Thursday, August 23, 2018

Log Viewer Update - depth shifting

The last year I've primarily focused on Reservoir Engineering instead of Petrophysics and Geology.  I've lacked in my documentation of new software development but fully intend of showing off different techniques for production decline interpretation in later posts.  This post highlights a small feature I added to my Log Viewer where I can do a single linear depth shift to a curve.  Curves can be off depth straight from the logging engineer or, more likely, off depth because they were digitized from raster logs.  Getting curves on depth is crucial before running any calculations.  

There is another kind of depth shift I need to incorporate.  This would be a non-linear stretch and squeeze.  This would be due to a logging tool having a stick and pull making curves off depth from each other.  As the math is slightly harder and I don't run across this very often I omitted this update for the time being.  

Below I've produced some snapshots from my test well where I depth shift the neutron porosity curve.  This isn't any ground breaking new idea by any means.  Just documenting new functionality.  

Let's start off with my Roswell, New Mexico test well.



I added a menu for depth shifting and the first thing it does is ask which curve you would like to shift.  


After I pick my curve I click my marker where I want to start shifting (orange horizontal line) and the second click is where I want to move it to (green horizontal line).  In this instance I want my neutron porosity to move up 50' to be in line with the inflections from my bulk density.  


I (intentionally) missed my mark and need to move my green line down some, so I  merely click and drag it down the green line.  My intermediate changes are seen by a grey line that is interactive with the motion of the mouse.  


When I let got of the mouse button I can see the lines are just as I would like them.  


I right click to save changes.  And BOOM!  Now I can run calculations.  
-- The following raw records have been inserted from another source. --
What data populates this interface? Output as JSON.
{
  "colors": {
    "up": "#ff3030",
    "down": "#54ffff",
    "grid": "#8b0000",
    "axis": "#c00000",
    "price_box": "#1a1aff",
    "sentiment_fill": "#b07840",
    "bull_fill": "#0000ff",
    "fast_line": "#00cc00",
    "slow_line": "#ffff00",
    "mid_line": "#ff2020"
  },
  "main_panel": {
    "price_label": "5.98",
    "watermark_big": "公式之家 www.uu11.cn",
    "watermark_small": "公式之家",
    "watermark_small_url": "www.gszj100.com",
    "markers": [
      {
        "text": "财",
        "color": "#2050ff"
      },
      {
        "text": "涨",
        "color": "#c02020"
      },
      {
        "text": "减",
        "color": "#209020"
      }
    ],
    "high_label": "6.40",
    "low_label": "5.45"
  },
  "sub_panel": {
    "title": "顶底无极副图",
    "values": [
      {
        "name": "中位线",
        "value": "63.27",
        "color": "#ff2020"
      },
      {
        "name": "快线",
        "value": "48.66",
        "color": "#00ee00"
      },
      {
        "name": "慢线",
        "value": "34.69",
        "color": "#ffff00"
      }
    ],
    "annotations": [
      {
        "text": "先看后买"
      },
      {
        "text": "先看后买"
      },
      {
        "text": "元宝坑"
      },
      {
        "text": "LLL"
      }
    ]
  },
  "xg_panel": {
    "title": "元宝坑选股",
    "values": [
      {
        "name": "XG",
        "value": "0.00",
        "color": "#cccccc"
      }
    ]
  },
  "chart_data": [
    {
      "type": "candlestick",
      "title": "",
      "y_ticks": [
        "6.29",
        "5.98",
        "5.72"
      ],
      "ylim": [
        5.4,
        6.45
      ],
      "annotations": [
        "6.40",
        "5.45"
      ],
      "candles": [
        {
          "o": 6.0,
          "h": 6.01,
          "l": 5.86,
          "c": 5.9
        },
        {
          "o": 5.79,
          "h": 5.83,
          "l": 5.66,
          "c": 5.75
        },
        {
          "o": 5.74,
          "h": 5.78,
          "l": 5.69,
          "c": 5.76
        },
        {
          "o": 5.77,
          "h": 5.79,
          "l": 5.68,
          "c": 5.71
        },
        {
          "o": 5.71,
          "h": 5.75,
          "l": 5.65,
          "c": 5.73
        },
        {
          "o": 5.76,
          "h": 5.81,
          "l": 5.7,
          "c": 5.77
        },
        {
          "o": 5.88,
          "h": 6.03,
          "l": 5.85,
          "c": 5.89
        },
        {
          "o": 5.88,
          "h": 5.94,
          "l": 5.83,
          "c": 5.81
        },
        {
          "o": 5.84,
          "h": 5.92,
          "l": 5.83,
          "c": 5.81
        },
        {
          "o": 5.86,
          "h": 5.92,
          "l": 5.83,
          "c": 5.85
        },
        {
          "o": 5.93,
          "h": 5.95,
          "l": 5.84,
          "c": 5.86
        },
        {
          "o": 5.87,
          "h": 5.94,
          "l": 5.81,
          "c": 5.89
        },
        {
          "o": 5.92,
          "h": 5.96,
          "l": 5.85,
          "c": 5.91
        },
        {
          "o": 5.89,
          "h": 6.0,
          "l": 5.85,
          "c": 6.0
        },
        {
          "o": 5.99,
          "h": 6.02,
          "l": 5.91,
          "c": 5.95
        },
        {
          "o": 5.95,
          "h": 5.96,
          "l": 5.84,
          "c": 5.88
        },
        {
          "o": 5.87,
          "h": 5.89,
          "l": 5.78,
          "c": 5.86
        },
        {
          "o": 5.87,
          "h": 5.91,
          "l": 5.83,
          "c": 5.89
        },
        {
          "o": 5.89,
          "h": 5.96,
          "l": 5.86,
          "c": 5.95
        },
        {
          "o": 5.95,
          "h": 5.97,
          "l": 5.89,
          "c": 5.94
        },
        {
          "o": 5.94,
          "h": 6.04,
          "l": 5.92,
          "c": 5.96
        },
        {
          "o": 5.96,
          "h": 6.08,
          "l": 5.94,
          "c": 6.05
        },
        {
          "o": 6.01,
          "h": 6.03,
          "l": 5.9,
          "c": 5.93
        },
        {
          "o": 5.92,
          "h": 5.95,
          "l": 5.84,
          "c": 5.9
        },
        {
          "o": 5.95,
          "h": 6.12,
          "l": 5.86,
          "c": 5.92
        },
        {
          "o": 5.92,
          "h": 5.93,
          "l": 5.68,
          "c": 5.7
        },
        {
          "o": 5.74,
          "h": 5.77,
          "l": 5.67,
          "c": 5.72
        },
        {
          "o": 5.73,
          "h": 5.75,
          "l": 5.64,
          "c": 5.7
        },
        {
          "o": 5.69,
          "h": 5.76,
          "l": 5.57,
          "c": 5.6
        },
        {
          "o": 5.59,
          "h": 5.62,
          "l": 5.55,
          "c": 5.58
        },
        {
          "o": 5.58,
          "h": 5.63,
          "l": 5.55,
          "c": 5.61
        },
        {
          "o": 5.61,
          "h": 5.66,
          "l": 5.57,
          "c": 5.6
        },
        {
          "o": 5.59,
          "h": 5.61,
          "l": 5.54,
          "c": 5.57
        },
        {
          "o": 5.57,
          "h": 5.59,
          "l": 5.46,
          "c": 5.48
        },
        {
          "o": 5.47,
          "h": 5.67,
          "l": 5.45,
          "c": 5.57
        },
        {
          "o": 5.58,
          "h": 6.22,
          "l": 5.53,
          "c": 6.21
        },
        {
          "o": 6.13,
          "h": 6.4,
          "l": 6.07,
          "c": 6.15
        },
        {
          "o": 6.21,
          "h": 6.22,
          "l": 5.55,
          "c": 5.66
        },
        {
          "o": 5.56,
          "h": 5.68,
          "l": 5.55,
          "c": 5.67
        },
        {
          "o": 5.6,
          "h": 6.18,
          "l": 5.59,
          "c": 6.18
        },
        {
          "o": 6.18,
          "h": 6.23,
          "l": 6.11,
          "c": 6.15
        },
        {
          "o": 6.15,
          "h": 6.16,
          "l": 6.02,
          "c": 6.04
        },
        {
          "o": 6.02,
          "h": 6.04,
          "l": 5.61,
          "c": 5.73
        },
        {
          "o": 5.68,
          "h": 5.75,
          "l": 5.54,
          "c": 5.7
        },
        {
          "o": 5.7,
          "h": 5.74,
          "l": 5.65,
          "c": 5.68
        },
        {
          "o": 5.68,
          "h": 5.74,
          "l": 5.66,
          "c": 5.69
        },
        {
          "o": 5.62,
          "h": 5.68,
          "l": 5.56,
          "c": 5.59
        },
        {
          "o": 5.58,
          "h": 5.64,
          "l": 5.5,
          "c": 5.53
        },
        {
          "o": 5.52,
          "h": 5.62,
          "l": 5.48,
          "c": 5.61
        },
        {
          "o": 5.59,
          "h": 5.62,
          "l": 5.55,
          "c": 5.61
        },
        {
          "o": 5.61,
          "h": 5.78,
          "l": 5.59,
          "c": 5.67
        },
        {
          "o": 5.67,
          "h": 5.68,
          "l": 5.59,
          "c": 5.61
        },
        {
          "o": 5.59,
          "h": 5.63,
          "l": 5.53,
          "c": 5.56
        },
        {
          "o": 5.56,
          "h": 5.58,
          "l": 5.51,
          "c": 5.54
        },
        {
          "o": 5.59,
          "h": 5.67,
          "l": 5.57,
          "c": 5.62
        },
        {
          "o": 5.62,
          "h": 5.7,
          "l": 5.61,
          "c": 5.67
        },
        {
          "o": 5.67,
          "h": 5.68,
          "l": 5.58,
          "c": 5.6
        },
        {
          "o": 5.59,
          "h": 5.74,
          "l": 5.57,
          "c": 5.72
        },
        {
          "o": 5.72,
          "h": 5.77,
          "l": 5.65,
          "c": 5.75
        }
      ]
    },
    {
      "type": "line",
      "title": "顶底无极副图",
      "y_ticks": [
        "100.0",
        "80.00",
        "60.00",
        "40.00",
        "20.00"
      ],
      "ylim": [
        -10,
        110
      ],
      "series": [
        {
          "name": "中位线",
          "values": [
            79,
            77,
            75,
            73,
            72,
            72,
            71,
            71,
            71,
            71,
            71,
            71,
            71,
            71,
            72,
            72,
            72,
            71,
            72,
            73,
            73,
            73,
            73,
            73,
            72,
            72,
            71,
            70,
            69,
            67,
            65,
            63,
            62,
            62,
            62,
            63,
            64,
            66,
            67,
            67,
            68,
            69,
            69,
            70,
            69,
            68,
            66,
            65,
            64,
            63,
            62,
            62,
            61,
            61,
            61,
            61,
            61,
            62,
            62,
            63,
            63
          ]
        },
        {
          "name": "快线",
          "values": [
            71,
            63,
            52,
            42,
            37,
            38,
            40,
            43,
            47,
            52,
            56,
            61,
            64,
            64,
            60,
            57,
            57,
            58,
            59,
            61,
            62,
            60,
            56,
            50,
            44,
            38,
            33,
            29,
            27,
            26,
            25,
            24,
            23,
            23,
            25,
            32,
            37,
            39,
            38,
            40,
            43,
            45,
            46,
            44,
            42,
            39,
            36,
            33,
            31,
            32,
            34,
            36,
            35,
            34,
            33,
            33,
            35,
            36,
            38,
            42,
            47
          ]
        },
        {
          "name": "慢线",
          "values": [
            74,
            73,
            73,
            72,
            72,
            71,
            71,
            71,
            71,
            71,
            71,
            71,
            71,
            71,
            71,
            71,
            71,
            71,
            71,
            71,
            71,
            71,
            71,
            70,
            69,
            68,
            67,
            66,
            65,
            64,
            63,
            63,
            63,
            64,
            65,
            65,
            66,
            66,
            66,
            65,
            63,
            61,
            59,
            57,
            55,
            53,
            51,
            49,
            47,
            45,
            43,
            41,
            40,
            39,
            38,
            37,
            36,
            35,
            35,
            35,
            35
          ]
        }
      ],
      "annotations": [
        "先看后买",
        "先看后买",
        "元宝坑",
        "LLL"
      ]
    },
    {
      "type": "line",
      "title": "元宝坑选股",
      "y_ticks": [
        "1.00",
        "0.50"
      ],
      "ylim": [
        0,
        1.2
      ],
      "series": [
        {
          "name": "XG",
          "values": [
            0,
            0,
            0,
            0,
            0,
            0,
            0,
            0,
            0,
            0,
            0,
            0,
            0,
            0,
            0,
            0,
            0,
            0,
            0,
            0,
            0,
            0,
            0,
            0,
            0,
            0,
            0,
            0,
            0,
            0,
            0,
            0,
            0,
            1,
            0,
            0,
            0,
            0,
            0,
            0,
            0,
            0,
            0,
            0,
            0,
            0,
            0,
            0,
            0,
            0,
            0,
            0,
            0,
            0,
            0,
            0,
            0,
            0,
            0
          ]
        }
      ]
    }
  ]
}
My original curve is still there.  The data is backed up to a new curve called NPHI_N_ORIG.  



Well that's all for today folks.  I hope everyone has had a pleasurable summer.

Cheers!


No comments:

Post a Comment